%%

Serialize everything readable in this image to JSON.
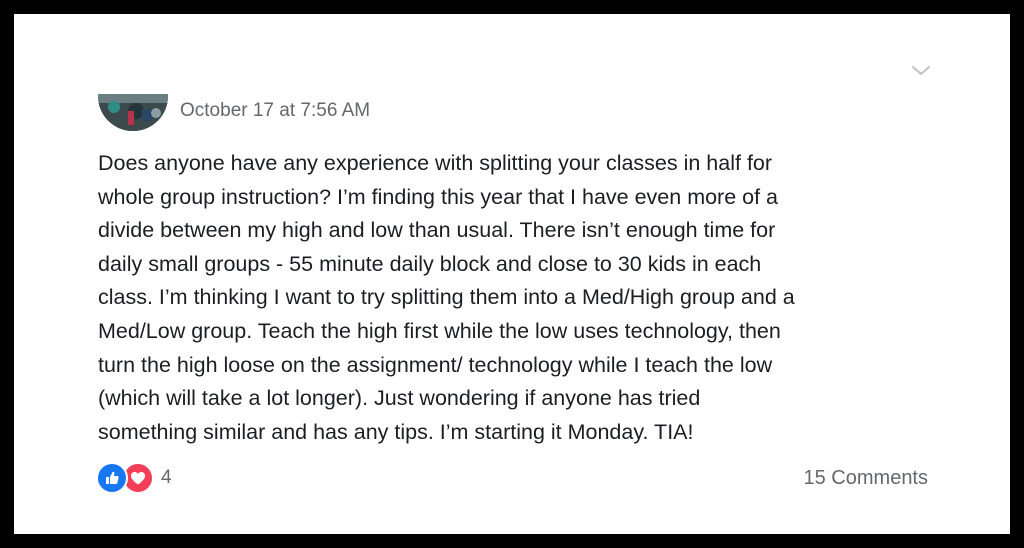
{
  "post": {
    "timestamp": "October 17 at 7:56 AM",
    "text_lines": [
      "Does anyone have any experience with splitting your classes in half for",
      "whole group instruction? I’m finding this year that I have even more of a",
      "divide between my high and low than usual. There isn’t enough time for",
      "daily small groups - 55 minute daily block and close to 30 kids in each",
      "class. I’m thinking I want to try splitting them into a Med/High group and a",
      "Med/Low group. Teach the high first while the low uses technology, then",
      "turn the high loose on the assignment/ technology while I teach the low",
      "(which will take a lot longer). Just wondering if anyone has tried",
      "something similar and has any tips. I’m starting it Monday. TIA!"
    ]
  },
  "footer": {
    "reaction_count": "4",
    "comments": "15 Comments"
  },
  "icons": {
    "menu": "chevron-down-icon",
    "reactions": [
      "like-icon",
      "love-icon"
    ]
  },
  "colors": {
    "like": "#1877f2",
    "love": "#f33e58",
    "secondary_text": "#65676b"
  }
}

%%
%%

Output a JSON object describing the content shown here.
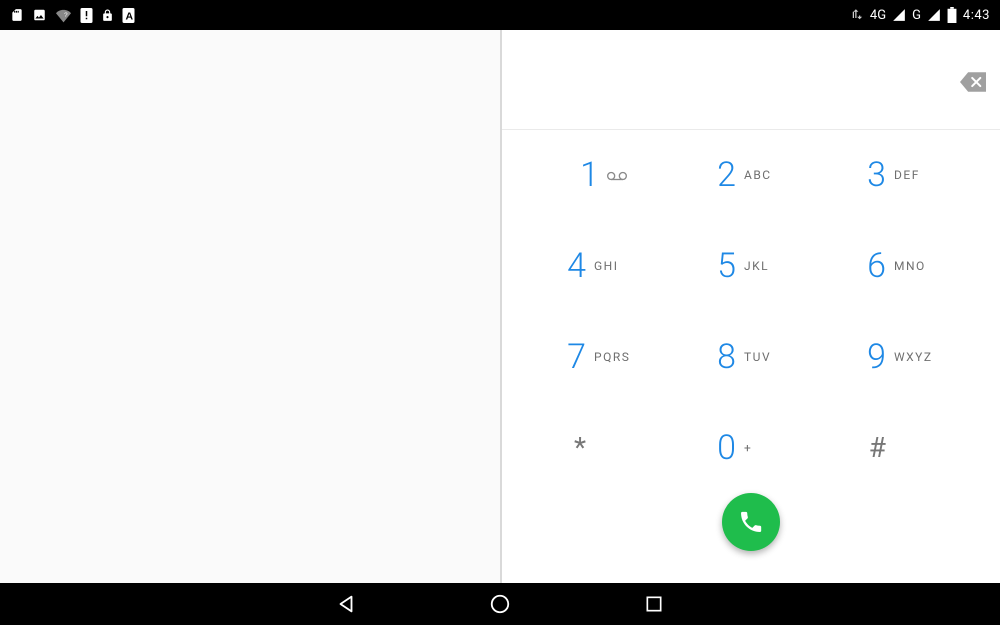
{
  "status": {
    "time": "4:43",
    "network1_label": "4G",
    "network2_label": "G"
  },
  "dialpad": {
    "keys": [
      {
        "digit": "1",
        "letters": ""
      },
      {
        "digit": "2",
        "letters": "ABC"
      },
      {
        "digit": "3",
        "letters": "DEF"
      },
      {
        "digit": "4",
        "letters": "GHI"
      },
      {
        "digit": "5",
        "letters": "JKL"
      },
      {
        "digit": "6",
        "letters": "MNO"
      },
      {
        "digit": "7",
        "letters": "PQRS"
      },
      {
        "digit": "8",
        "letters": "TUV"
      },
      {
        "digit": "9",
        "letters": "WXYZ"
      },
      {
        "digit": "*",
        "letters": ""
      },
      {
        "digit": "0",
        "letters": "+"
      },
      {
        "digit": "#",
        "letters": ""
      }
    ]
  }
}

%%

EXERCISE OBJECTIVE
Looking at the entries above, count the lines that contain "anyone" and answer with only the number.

THE COMPLETED TASK
2